(Dataset rows describing interfaces)
--------

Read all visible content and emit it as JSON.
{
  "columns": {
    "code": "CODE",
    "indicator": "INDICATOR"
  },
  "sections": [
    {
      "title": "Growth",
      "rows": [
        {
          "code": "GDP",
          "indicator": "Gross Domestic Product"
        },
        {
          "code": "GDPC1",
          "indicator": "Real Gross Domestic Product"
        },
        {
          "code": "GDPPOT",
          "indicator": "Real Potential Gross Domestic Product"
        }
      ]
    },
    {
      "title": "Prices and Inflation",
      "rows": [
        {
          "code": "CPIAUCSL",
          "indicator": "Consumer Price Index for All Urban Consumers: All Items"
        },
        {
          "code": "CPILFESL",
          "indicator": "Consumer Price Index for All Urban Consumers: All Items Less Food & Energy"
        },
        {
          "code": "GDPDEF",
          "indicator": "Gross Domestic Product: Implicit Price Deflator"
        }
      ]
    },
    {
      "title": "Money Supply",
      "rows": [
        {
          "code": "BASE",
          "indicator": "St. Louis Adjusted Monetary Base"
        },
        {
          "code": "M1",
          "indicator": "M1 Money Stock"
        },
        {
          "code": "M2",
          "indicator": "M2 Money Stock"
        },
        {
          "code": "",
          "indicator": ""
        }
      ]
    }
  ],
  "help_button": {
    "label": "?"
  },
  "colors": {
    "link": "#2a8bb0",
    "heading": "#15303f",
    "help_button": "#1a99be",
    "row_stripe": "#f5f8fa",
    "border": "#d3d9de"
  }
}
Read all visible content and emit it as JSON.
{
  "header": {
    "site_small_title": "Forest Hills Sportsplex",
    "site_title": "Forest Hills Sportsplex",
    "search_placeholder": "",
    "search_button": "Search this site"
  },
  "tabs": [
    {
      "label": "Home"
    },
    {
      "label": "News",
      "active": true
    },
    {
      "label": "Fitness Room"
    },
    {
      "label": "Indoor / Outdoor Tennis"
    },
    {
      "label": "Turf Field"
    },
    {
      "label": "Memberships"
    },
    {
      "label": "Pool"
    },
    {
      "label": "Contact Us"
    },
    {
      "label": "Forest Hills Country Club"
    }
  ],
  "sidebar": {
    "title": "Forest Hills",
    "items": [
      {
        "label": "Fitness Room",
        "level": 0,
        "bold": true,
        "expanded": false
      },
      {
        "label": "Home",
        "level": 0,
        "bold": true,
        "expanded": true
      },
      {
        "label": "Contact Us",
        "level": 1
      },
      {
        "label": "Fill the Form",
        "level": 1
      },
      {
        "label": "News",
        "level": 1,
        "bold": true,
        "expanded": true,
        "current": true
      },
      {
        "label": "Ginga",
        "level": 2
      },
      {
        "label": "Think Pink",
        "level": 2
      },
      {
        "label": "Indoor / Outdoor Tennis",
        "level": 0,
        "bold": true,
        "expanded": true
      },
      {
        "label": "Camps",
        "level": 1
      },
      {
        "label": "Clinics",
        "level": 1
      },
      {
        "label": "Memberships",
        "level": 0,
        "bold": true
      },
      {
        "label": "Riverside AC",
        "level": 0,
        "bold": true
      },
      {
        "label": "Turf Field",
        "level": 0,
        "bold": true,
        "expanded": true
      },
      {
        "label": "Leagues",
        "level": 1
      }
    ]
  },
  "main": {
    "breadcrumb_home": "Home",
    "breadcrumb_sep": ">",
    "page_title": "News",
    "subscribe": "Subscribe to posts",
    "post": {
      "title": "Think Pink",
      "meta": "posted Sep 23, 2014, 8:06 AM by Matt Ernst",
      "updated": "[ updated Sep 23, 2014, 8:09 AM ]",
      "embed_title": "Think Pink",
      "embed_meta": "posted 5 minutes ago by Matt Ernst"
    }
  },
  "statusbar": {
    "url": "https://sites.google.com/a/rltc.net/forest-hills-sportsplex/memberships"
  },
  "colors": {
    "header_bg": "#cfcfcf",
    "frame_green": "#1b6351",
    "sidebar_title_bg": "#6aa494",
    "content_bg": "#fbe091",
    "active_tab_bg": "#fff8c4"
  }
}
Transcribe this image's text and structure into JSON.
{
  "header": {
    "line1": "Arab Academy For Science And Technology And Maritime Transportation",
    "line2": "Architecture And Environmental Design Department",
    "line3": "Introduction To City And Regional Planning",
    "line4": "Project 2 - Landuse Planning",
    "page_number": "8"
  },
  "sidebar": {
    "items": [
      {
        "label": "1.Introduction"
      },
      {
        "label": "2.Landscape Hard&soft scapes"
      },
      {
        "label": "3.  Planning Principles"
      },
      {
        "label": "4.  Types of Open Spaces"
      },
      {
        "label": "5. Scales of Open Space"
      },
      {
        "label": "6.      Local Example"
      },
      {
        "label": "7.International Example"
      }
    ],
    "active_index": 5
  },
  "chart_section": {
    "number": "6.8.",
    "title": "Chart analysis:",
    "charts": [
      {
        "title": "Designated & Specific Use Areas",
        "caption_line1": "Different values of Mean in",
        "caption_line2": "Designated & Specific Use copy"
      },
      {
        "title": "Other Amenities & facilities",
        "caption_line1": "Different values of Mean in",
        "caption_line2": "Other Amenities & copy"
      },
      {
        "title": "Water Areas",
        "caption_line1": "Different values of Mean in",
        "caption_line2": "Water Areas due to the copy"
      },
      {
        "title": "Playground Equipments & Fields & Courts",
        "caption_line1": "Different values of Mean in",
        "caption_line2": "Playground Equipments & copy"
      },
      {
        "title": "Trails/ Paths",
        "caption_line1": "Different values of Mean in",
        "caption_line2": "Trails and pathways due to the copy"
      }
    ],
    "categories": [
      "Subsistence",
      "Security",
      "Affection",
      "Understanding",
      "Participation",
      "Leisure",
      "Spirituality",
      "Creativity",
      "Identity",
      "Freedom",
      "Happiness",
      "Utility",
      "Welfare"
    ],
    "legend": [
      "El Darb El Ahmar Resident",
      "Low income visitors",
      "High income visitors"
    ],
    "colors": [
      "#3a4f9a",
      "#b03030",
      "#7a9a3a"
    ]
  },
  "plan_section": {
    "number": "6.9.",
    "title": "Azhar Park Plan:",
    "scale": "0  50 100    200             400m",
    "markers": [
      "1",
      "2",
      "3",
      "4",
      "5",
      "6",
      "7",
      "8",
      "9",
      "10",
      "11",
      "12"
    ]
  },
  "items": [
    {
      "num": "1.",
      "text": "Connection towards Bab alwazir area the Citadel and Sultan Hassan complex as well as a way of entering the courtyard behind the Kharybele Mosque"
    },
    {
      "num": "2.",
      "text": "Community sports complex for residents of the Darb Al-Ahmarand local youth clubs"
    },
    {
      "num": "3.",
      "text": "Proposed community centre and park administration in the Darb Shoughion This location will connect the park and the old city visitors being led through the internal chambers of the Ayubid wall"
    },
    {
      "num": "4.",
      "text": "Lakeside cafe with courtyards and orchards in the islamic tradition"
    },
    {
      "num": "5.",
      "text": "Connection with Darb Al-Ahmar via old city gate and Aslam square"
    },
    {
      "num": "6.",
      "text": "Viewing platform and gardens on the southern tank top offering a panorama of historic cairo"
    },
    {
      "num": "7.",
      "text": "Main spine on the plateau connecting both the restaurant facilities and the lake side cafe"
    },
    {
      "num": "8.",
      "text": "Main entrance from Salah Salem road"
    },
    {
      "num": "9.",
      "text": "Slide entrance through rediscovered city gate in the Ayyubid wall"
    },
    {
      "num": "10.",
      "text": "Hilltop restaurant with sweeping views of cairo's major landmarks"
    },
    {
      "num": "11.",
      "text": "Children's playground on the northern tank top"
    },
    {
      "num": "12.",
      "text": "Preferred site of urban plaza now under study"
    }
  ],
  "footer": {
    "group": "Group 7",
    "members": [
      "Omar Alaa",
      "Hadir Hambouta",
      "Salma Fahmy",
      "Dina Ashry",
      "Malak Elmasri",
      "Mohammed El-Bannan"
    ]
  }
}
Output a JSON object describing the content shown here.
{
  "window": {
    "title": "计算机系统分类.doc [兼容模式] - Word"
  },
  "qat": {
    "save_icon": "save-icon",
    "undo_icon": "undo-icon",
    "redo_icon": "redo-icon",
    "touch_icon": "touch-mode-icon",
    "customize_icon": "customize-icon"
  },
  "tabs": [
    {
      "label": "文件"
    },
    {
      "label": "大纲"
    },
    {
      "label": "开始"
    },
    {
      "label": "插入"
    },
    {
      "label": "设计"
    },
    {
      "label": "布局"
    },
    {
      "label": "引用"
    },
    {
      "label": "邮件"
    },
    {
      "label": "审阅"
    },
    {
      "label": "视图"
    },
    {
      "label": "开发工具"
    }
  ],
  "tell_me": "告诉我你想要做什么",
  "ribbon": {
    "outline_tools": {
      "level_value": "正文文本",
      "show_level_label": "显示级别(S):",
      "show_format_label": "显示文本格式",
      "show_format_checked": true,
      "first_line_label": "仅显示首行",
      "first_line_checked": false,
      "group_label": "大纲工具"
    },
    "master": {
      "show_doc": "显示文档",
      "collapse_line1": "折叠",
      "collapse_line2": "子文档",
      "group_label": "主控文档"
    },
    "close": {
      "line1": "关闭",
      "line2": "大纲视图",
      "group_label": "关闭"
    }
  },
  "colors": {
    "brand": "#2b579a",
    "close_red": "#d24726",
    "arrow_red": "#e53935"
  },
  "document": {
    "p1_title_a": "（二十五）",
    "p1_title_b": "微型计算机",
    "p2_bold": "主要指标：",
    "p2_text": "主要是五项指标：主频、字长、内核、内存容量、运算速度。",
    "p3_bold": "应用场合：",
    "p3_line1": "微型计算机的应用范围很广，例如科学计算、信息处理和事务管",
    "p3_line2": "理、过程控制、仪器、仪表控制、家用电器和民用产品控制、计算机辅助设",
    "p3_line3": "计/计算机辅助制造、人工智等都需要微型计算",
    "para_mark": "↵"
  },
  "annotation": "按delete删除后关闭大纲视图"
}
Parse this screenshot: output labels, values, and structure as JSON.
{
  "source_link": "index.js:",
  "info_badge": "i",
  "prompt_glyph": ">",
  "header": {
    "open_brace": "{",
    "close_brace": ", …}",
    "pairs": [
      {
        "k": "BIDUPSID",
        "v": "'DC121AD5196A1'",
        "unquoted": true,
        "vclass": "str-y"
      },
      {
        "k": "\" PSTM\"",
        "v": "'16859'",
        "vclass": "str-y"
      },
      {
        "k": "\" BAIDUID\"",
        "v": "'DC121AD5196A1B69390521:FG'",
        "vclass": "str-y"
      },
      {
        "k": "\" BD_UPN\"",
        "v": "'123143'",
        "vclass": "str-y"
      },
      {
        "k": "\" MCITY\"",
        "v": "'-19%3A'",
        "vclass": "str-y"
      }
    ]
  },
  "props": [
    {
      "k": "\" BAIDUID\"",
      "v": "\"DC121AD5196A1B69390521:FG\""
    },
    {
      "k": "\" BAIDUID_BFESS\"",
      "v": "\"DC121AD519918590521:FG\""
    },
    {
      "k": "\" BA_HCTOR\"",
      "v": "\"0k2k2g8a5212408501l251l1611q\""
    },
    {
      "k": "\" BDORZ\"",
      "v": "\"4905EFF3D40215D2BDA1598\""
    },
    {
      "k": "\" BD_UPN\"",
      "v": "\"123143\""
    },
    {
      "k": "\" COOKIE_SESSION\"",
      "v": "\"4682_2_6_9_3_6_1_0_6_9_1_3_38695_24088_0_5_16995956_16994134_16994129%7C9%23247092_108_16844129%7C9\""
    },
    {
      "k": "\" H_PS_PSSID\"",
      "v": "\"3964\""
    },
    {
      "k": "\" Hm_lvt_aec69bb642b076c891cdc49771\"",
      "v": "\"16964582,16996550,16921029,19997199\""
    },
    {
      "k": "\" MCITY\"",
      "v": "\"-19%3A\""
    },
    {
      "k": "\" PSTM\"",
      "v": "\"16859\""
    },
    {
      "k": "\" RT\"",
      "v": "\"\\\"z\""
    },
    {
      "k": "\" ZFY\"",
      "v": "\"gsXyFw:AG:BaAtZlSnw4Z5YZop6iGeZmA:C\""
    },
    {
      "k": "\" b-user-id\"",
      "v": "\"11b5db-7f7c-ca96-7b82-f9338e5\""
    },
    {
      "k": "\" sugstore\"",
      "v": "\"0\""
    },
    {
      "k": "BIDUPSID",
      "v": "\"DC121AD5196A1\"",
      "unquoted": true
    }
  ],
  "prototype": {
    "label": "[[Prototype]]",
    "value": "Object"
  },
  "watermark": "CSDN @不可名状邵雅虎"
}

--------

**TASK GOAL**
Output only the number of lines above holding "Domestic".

**RESPONSE AREA**
4